Interview by Mark Ferguson
What does your role as CEO for the King’s Road and Knightsbridge Partnership BIDs involve?
This role involves bringing the business and non-business communities together under one vision and plan for both the King’s Road and Knightsbridge destinations.
Our job is to connect the people who live and work in these areas, the property owners and the politicians, and continue to deliver destinations everyone can be proud of.
I’m incredibly fortunate to be representing two of the most iconic areas of London. King’s Road is the spiritual home of British creativity, risqué style and excitement.
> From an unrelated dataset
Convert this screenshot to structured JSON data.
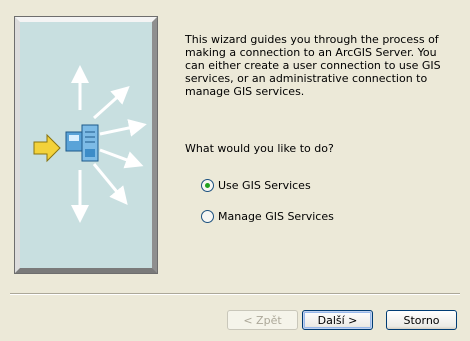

It has an abundance of independent shops, galleries and restaurants.
Knightsbridge, already renowned on the global stage for luxury retail, has so much more to offer with its exceptional neighbourhood that includes culture, green spaces and a vast array of dining options and award-winning spas.
What can the King’s Road and Knightsbridge BIDs ultimately achieve?
These BIDs are vital in supporting local businesses and protecting the high street, particularly as our local economy continues to recover from the effects of the pandemic, and helping those who live, work and shop here cope with the pressures brought about by the cost-of-living crisis.
BIDs are a great way of bringing the community together, along with businesses and landlords, and securing future investment for the wider area.
What’s your day-to-day work like and what strategic long-term challenges are the BIDs facing?
We’re working closely with key stakeholders and community members, ranging from local residents through to politicians to discuss our plans.
Post-pandemic, the King’s Road area has managed to bounce back more quickly than Knightsbridge. This is partly because of a loyal, local community, but also owing to the hard work put in to creating a sense of place where people want to come and spend time. Our ongoing challenge is to not lose momentum, and continue to deliver experiences and initiatives that excite people and ultimately drive footfall and spend.
With Knightsbridge the challenges are more acute. The residents and politicians came forward wanting to preserve and protect the area. The Brompton Road sits right on the boundary between the two boroughs, which causes some challenges in creating a focus and a coordinated approach for the district. There is also a tenant mix which suffers from fragmented ownership. The Knightsbridge Partnership has brought all stakeholders, residents, and landowners together with a joint sense of purpose.
A key priority we are determined to fix is commercial waste. Our new Head of Place, Rebecca Handley, has already set up a task force that includes officers from Kensington, Chelsea, and Westminster to agree the best way forward.
How are you delivering the BIDs’ vision for supporting member businesses?
Most importantly we listen before acting. We’ve worked in partnership with our members to agree and devise our plan. We are also starting to deliver on that plan and make a positive difference.
Our partners have told us that safety and security is their number one priority, so we set up the Street Team across both BIDs immediately. They are already having a significant impact resulting in a 10% reduction in anti-social behavior and crime since being in place.
What are the BIDs doing to encourage shoppers this Christmas?
Christmas is always something to look forward to and in the retail calendar it’s one of the most important periods of the year.
On King’s Road, we’ll have the Chelsea Lights Switch-On on 19th November. This will probably be one of the most spectacular events you’ll see in London this year, and for the first time ever King’s Road will be closed to traffic for a full day of family activities.
We’ll also be extending the Fine Food Market and there will be a Santa’s grotto, Santagram, reindeer, sleigh rides and a host of music throughout the day. It will be fantastic.
In Knightsbridge we will have the first street-wide Christmas lights to complement what Harrods and Harvey Nichols are doing with their own buildings.
One example is The Fabulous World of Dior, a spectacular presentation illuminating the hallowed halls of the legendary Harrods department store. This offers an exceptional experience, combining the charm of the English spirit with French luxury and art de vivre refinement.
Tell us something that personally amazes you about the King’s Road and Knightsbridge?
It amazes me that the mini skirt was born on the King’s Road. Fashion pioneer Mary Quant ushered in the era of the mini skirt and hot pants when she opened Bazaar at 138a King’s Road back in 1955. In the 70s Vivienne Westwood and Malcolm McLaren opened the infamous boutique, Let it Rock at 430 King’s Road which was part of the new punk era.
My favourite thing about Knightsbridge is watching the Household Cavalry exercise their horses in the morning. We’re so lucky to have the barracks on our doorstep. It’s wonderfully British, and such an important part of the Knightsbridge’s heritage.